| ACTIVITY |
Every line from the one that contains "Output a JSON" to the end of the material below should be output exactly, with both ends included and nothing else.

-------- EXTRACTED INFORMATION --------

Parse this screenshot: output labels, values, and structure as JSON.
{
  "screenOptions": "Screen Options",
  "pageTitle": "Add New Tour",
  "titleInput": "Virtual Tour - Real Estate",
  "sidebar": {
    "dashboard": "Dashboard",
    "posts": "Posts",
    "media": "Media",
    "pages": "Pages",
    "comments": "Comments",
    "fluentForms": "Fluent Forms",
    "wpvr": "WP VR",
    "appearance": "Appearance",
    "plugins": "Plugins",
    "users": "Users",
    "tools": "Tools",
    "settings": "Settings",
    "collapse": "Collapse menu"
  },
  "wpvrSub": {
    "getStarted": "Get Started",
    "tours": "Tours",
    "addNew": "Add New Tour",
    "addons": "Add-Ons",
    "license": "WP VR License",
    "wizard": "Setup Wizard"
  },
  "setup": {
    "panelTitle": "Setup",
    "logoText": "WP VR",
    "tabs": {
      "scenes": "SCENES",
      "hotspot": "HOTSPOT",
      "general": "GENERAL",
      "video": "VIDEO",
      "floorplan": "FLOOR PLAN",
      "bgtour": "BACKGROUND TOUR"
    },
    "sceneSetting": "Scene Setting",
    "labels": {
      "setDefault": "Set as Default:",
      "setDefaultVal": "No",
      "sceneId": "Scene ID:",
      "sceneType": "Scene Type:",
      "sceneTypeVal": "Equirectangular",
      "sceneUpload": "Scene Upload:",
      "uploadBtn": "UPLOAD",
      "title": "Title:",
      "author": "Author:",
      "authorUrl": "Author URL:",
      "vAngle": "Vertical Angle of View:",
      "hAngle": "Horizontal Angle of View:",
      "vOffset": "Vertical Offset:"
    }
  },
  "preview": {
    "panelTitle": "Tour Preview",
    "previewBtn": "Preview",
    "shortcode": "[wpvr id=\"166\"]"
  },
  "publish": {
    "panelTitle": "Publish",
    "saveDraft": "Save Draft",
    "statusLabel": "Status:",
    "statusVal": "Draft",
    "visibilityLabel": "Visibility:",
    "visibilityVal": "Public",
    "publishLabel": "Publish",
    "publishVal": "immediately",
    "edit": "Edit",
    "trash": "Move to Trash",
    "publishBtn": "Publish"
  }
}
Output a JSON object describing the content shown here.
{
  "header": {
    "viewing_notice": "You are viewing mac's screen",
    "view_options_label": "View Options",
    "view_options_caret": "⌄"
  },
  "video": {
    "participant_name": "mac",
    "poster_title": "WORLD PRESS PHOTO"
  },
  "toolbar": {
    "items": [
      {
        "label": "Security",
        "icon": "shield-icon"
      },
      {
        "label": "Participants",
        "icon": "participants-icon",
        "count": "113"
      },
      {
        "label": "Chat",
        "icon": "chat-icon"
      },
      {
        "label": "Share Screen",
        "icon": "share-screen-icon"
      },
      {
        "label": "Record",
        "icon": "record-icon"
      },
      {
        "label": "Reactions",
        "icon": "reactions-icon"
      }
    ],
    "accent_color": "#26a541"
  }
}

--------

| TASK SOLUTION |
Output a JSON object describing the content shown here.
{
  "header": {
    "viewing_notice": "You are viewing mac's screen",
    "view_options_label": "View Options",
    "view_options_caret": "⌄"
  },
  "video": {
    "participant_name": "mac",
    "poster_title": "WORLD PRESS PHOTO"
  },
  "toolbar": {
    "items": [
      {
        "label": "Security",
        "icon": "shield-icon"
      },
      {
        "label": "Participants",
        "icon": "participants-icon",
        "count": "113"
      },
      {
        "label": "Chat",
        "icon": "chat-icon"
      },
      {
        "label": "Share Screen",
        "icon": "share-screen-icon"
      },
      {
        "label": "Record",
        "icon": "record-icon"
      },
      {
        "label": "Reactions",
        "icon": "reactions-icon"
      }
    ],
    "accent_color": "#26a541"
  }
}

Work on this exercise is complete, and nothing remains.